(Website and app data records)
__________

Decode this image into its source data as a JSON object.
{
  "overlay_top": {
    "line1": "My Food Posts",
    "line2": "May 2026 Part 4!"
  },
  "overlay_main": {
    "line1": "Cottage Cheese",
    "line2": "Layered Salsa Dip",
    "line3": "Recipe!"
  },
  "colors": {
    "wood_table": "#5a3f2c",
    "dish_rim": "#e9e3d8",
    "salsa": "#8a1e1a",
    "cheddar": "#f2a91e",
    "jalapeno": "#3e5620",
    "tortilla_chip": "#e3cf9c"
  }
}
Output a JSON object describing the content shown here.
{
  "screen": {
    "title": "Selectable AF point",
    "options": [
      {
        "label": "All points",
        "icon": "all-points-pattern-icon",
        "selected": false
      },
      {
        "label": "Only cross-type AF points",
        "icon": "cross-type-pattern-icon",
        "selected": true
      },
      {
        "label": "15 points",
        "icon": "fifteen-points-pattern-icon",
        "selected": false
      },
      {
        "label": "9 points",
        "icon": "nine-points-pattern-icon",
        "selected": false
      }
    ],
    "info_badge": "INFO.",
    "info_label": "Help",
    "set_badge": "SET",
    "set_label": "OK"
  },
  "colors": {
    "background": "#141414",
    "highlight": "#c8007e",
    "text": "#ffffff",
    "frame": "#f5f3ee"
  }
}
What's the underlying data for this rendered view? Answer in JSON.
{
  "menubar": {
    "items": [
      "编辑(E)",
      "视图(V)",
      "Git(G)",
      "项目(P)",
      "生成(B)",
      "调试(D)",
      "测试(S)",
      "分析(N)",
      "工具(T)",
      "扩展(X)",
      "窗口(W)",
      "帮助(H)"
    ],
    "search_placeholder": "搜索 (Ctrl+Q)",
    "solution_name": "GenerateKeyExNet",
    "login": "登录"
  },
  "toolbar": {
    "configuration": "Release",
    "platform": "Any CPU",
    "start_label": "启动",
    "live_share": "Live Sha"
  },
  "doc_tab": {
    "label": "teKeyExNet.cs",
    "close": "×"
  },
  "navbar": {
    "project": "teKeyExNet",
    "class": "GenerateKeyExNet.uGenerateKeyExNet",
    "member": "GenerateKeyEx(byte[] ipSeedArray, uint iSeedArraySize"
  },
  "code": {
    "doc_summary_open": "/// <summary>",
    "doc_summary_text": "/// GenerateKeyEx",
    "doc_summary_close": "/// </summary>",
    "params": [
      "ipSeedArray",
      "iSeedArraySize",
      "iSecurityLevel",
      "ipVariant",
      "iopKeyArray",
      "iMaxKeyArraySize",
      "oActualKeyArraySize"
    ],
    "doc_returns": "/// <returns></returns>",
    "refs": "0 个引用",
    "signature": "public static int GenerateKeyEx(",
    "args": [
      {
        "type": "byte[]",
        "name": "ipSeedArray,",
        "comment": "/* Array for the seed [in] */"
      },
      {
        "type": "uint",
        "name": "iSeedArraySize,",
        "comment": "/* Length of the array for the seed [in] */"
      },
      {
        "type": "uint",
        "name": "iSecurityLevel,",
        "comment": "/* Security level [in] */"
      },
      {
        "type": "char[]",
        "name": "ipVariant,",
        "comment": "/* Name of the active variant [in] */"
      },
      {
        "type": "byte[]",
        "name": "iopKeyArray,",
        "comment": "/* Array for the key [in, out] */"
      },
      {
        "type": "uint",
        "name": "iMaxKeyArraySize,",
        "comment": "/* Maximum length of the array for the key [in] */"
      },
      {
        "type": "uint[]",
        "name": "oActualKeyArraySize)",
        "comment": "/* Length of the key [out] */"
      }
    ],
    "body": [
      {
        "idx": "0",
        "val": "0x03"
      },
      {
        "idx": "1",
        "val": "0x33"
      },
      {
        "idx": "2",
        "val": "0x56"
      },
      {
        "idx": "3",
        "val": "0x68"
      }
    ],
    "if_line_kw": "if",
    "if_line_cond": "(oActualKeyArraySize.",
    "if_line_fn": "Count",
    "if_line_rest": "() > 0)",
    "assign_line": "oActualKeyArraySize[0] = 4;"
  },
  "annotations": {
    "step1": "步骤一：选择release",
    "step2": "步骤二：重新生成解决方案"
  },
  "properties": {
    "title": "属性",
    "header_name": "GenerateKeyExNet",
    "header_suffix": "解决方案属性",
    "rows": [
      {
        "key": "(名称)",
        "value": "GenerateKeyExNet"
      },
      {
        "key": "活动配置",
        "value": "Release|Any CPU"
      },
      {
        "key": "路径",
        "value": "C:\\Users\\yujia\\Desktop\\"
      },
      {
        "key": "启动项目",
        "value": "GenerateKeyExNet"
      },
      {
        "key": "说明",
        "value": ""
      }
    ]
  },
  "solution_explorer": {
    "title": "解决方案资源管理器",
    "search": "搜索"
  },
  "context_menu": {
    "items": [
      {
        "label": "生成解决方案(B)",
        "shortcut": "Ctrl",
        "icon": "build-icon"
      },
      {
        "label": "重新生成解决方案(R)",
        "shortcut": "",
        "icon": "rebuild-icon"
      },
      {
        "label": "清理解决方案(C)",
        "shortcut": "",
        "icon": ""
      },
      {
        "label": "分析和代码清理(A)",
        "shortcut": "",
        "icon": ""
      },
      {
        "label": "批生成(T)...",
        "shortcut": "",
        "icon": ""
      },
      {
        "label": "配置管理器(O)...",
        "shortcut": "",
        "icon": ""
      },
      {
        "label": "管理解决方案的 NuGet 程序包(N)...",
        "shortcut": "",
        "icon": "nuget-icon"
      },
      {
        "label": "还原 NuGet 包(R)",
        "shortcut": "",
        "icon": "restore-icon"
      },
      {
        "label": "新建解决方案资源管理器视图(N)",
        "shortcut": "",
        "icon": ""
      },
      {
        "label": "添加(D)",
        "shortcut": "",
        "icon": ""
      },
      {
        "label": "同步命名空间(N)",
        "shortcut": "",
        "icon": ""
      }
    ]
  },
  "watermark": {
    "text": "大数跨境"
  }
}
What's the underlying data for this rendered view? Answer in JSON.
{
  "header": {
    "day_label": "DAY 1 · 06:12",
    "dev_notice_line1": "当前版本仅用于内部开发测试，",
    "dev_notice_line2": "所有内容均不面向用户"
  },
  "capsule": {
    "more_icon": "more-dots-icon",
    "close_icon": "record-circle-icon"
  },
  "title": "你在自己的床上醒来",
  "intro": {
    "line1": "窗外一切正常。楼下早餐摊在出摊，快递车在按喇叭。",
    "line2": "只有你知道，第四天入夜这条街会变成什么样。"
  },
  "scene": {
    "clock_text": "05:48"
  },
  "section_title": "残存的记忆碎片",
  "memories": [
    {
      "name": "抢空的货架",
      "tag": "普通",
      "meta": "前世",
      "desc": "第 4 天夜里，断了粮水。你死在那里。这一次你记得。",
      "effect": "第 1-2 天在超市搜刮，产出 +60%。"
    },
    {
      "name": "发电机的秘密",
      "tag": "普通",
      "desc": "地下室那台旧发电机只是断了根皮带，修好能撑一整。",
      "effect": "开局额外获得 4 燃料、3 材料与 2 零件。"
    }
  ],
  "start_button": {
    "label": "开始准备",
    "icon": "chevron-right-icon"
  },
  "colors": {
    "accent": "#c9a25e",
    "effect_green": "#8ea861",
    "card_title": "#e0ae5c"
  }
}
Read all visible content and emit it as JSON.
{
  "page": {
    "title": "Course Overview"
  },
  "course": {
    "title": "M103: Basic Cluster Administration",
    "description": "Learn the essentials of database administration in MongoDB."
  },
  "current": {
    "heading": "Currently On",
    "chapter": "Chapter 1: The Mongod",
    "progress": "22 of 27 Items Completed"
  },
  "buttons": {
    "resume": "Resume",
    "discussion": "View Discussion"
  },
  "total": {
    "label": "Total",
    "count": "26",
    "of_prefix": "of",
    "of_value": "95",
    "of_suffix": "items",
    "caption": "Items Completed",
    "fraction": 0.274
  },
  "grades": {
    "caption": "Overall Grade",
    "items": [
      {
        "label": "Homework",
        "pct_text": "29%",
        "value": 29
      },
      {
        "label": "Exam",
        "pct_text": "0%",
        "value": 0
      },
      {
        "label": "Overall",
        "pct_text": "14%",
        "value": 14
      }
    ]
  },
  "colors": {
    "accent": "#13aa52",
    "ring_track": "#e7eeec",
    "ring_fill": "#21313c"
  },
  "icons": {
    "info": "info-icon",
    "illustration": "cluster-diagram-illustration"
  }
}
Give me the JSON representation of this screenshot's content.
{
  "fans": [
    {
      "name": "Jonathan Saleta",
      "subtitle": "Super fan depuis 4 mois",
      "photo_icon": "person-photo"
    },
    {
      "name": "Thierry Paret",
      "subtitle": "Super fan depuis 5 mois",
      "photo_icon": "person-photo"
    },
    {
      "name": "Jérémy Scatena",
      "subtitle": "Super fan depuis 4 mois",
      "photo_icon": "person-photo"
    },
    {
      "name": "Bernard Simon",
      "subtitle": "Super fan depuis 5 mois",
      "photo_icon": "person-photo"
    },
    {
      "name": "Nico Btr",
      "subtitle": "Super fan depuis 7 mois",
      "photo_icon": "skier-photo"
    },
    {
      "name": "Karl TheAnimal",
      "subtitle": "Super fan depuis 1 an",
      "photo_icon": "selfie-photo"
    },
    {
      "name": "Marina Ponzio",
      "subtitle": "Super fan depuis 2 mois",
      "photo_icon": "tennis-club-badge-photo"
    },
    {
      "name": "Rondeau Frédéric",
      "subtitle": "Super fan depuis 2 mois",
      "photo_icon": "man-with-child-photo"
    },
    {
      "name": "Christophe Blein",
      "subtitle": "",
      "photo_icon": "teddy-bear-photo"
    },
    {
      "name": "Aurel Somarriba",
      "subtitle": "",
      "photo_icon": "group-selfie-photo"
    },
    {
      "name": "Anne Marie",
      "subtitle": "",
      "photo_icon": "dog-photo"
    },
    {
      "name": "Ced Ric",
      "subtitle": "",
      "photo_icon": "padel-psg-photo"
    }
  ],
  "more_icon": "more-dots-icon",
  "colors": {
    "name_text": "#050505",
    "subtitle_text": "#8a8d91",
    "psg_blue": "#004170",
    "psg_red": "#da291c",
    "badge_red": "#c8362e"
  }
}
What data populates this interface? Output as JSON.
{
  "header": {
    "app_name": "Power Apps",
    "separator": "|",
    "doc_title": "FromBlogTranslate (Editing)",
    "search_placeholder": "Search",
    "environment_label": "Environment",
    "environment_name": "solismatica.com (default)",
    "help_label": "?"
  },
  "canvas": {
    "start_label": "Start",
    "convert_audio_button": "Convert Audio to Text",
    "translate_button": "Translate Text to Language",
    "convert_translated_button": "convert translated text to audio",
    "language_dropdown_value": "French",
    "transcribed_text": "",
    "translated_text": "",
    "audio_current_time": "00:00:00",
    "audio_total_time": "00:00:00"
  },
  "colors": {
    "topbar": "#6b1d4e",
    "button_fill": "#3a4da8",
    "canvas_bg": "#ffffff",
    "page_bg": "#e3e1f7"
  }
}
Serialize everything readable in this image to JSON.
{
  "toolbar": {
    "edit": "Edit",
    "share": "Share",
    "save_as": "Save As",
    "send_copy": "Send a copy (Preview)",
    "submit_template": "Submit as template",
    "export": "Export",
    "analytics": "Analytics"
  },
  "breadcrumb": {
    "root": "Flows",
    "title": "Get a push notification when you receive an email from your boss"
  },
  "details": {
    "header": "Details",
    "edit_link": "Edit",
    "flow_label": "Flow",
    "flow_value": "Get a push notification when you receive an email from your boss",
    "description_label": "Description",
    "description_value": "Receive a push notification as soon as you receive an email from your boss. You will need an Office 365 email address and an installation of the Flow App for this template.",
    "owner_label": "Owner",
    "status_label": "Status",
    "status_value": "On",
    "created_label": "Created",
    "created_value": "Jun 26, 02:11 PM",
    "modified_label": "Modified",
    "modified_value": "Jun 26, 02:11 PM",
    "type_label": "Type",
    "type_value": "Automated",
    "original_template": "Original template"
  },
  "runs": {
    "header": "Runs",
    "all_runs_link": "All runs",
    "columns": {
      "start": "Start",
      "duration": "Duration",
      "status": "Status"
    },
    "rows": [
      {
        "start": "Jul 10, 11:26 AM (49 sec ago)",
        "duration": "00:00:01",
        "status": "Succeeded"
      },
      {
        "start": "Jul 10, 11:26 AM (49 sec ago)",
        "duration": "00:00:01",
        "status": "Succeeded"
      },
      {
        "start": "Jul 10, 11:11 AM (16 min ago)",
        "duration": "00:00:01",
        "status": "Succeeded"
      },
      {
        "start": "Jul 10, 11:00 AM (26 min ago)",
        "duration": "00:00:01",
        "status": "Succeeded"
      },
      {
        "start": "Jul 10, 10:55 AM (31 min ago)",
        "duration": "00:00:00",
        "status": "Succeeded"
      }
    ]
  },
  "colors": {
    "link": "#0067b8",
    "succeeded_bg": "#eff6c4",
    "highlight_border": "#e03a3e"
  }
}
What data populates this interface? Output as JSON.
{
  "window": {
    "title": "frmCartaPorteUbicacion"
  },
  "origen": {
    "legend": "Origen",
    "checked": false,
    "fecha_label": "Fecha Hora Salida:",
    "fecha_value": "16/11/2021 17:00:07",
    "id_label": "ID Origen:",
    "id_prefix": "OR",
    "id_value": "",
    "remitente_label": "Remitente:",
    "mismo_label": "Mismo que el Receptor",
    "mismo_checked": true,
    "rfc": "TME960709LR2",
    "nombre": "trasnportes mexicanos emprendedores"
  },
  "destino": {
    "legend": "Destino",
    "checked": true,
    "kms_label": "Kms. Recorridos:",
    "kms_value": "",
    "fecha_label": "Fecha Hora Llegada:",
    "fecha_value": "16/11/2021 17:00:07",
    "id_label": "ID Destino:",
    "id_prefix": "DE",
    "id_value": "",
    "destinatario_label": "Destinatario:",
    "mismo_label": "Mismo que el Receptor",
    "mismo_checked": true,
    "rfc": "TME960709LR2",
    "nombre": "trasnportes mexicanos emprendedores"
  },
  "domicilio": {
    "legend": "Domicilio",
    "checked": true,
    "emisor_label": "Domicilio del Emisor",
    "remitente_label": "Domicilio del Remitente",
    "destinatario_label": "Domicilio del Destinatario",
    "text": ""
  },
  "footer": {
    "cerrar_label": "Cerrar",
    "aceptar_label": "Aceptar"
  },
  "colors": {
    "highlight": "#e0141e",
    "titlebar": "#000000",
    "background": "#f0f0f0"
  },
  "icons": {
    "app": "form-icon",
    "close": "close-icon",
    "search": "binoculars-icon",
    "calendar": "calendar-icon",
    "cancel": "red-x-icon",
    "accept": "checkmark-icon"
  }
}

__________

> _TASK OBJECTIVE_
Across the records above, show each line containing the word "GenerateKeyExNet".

> _ANSWER SECTION_
    "solution_name": "GenerateKeyExNet",
    "class": "GenerateKeyExNet.uGenerateKeyExNet",
    "header_name": "GenerateKeyExNet",
        "value": "GenerateKeyExNet"
        "value": "GenerateKeyExNet"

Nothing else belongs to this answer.